• [DATA LISTING]:
Start of Block
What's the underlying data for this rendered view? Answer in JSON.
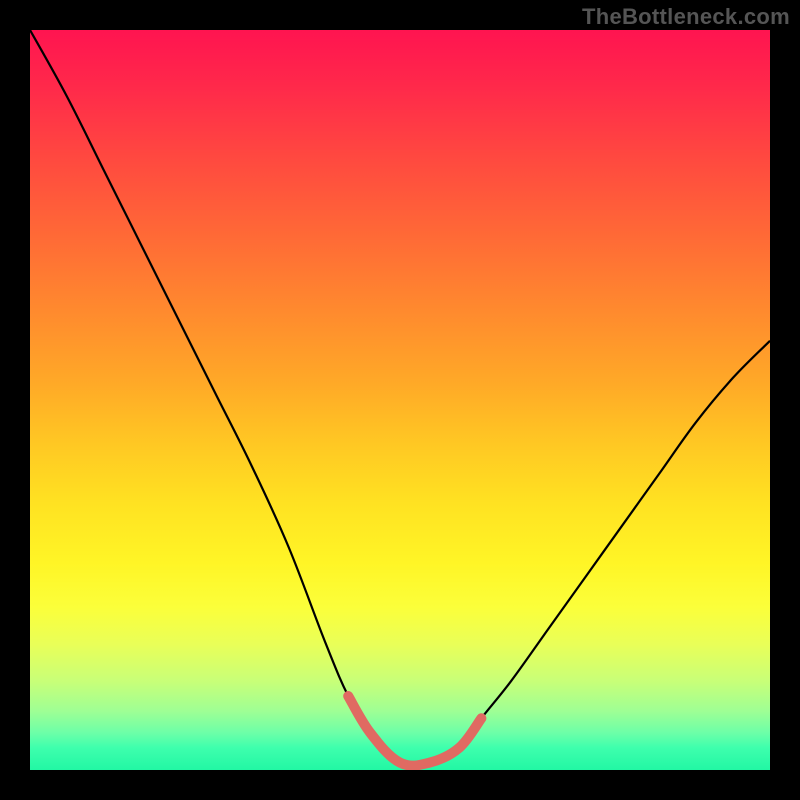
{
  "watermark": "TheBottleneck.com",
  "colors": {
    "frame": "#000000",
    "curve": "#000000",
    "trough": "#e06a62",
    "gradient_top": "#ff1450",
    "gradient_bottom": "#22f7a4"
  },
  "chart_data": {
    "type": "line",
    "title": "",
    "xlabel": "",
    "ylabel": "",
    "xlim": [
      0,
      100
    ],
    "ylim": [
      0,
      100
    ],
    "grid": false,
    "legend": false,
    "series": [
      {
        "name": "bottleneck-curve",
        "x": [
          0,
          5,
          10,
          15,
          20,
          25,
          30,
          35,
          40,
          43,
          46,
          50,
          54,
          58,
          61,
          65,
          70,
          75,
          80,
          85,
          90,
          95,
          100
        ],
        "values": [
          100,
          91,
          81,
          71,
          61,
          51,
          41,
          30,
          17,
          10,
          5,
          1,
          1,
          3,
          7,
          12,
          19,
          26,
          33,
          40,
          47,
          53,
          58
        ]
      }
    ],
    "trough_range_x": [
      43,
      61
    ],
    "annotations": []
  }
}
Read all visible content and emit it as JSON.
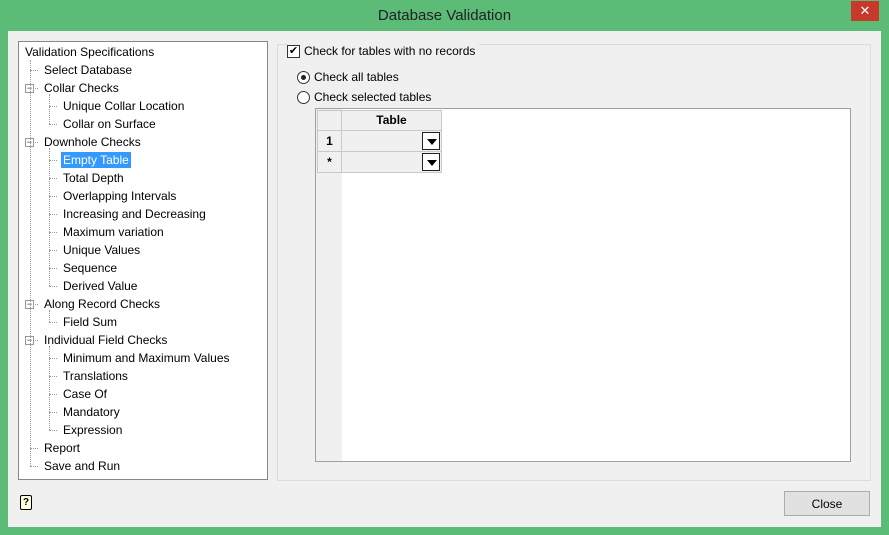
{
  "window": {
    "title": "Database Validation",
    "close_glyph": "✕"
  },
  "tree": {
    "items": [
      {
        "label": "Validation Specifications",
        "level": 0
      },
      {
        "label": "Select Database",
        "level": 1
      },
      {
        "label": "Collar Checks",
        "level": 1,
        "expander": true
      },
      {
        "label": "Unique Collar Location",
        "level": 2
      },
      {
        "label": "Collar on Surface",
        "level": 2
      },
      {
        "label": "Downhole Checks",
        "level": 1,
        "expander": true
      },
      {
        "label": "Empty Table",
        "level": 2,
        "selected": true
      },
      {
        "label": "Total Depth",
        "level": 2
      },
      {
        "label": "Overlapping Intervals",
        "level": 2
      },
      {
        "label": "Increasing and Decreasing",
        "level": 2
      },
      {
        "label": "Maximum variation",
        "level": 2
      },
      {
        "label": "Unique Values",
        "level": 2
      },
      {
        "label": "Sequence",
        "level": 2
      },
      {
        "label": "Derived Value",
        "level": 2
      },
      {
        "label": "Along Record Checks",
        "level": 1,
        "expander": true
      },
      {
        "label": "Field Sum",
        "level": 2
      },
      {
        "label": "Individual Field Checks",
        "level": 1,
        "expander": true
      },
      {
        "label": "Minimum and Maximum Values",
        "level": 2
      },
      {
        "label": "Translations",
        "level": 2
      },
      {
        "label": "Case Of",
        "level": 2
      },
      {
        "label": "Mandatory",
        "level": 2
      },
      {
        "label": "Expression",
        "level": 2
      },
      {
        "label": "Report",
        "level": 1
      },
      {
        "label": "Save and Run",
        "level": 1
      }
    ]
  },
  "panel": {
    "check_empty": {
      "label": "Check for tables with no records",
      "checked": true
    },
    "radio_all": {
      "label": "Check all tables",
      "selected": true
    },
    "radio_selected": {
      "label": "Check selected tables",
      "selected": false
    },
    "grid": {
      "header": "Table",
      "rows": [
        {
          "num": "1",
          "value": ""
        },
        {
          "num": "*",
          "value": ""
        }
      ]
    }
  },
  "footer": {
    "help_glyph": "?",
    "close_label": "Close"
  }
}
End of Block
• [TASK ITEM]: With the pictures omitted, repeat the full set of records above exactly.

• [COMPLETED EXERCISE]:
What's the underlying data for this rendered view? Answer in JSON.
{
  "watermark": "TheBottleneck.com",
  "colors": {
    "frame": "#000000",
    "curve": "#000000",
    "trough": "#e06a62",
    "gradient_top": "#ff1450",
    "gradient_bottom": "#22f7a4"
  },
  "chart_data": {
    "type": "line",
    "title": "",
    "xlabel": "",
    "ylabel": "",
    "xlim": [
      0,
      100
    ],
    "ylim": [
      0,
      100
    ],
    "grid": false,
    "legend": false,
    "series": [
      {
        "name": "bottleneck-curve",
        "x": [
          0,
          5,
          10,
          15,
          20,
          25,
          30,
          35,
          40,
          43,
          46,
          50,
          54,
          58,
          61,
          65,
          70,
          75,
          80,
          85,
          90,
          95,
          100
        ],
        "values": [
          100,
          91,
          81,
          71,
          61,
          51,
          41,
          30,
          17,
          10,
          5,
          1,
          1,
          3,
          7,
          12,
          19,
          26,
          33,
          40,
          47,
          53,
          58
        ]
      }
    ],
    "trough_range_x": [
      43,
      61
    ],
    "annotations": []
  }
}
Read all visible content and emit it as JSON.
{
  "window": {
    "title": "Database Validation",
    "close_glyph": "✕"
  },
  "tree": {
    "items": [
      {
        "label": "Validation Specifications",
        "level": 0
      },
      {
        "label": "Select Database",
        "level": 1
      },
      {
        "label": "Collar Checks",
        "level": 1,
        "expander": true
      },
      {
        "label": "Unique Collar Location",
        "level": 2
      },
      {
        "label": "Collar on Surface",
        "level": 2
      },
      {
        "label": "Downhole Checks",
        "level": 1,
        "expander": true
      },
      {
        "label": "Empty Table",
        "level": 2,
        "selected": true
      },
      {
        "label": "Total Depth",
        "level": 2
      },
      {
        "label": "Overlapping Intervals",
        "level": 2
      },
      {
        "label": "Increasing and Decreasing",
        "level": 2
      },
      {
        "label": "Maximum variation",
        "level": 2
      },
      {
        "label": "Unique Values",
        "level": 2
      },
      {
        "label": "Sequence",
        "level": 2
      },
      {
        "label": "Derived Value",
        "level": 2
      },
      {
        "label": "Along Record Checks",
        "level": 1,
        "expander": true
      },
      {
        "label": "Field Sum",
        "level": 2
      },
      {
        "label": "Individual Field Checks",
        "level": 1,
        "expander": true
      },
      {
        "label": "Minimum and Maximum Values",
        "level": 2
      },
      {
        "label": "Translations",
        "level": 2
      },
      {
        "label": "Case Of",
        "level": 2
      },
      {
        "label": "Mandatory",
        "level": 2
      },
      {
        "label": "Expression",
        "level": 2
      },
      {
        "label": "Report",
        "level": 1
      },
      {
        "label": "Save and Run",
        "level": 1
      }
    ]
  },
  "panel": {
    "check_empty": {
      "label": "Check for tables with no records",
      "checked": true
    },
    "radio_all": {
      "label": "Check all tables",
      "selected": true
    },
    "radio_selected": {
      "label": "Check selected tables",
      "selected": false
    },
    "grid": {
      "header": "Table",
      "rows": [
        {
          "num": "1",
          "value": ""
        },
        {
          "num": "*",
          "value": ""
        }
      ]
    }
  },
  "footer": {
    "help_glyph": "?",
    "close_label": "Close"
  }
}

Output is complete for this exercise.